* **Task brief**: If a line of the entries below includes the word "mytheresa", it counts; state the total and nothing further.
== Segment start ==
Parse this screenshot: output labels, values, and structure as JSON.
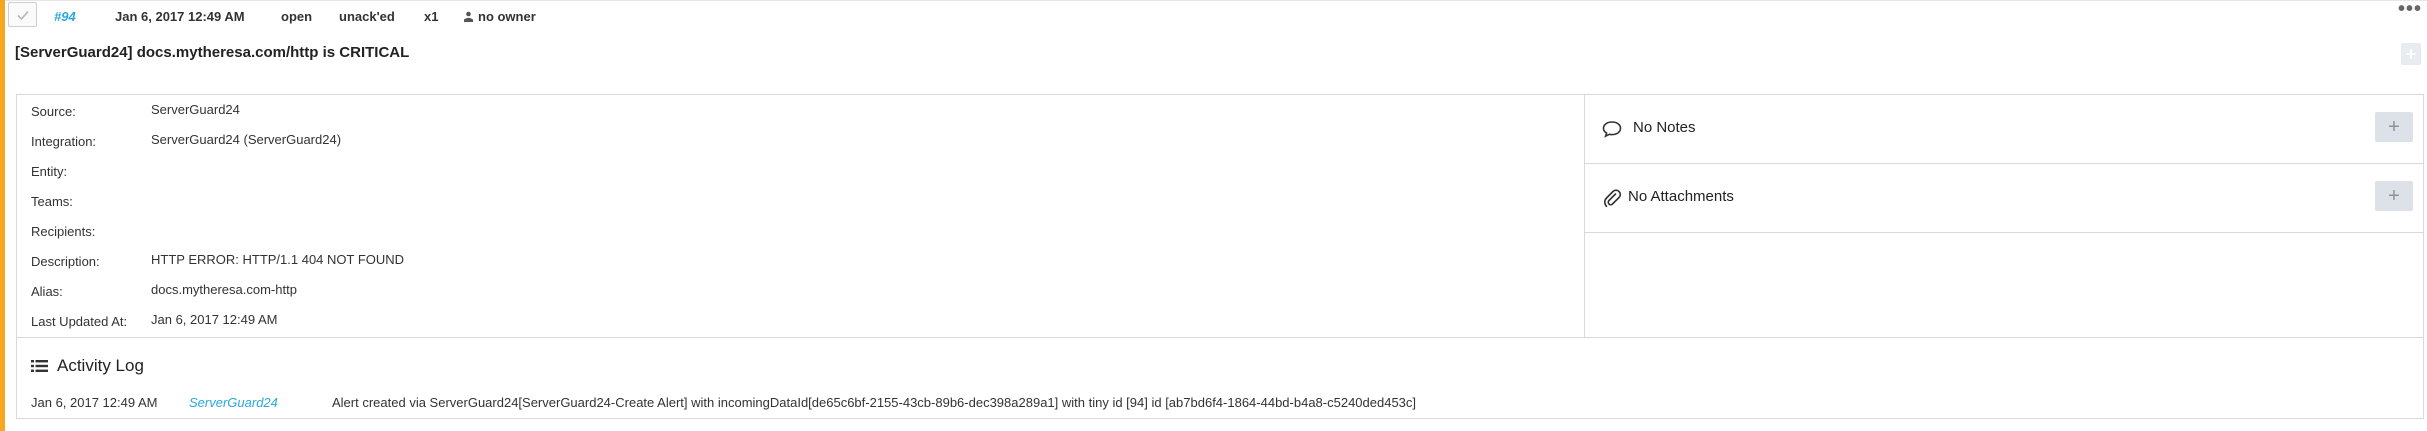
{
  "alert": {
    "tiny_id": "#94",
    "created_at": "Jan 6, 2017 12:49 AM",
    "status": "open",
    "ack_state": "unack'ed",
    "count": "x1",
    "owner": "no owner",
    "title": "[ServerGuard24] docs.mytheresa.com/http is CRITICAL",
    "more_label": "•••",
    "add_label": "+"
  },
  "details": [
    {
      "label": "Source:",
      "value": "ServerGuard24"
    },
    {
      "label": "Integration:",
      "value": "ServerGuard24 (ServerGuard24)"
    },
    {
      "label": "Entity:",
      "value": ""
    },
    {
      "label": "Teams:",
      "value": ""
    },
    {
      "label": "Recipients:",
      "value": ""
    },
    {
      "label": "Description:",
      "value": "HTTP ERROR: HTTP/1.1 404 NOT FOUND"
    },
    {
      "label": "Alias:",
      "value": "docs.mytheresa.com-http"
    },
    {
      "label": "Last Updated At:",
      "value": "Jan 6, 2017 12:49 AM"
    }
  ],
  "notes": {
    "label": "No Notes",
    "add_label": "+"
  },
  "attachments": {
    "label": "No Attachments",
    "add_label": "+"
  },
  "activity": {
    "title": "Activity Log",
    "entries": [
      {
        "date": "Jan 6, 2017 12:49 AM",
        "user": "ServerGuard24",
        "message": "Alert created via ServerGuard24[ServerGuard24-Create Alert] with incomingDataId[de65c6bf-2155-43cb-89b6-dec398a289a1] with tiny id [94] id [ab7bd6f4-1864-44bd-b4a8-c5240ded453c]"
      }
    ]
  },
  "colors": {
    "accent": "#f5a623",
    "link": "#29a8dd",
    "border": "#d9d9d9",
    "button_bg": "#dde2e8"
  },
  "icons": {
    "checkbox": "check-icon",
    "owner": "user-icon",
    "notes": "speech-bubble-icon",
    "attachments": "paperclip-icon",
    "activity": "list-icon",
    "more": "ellipsis-icon"
  }
}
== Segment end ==
* **Written reply**: 2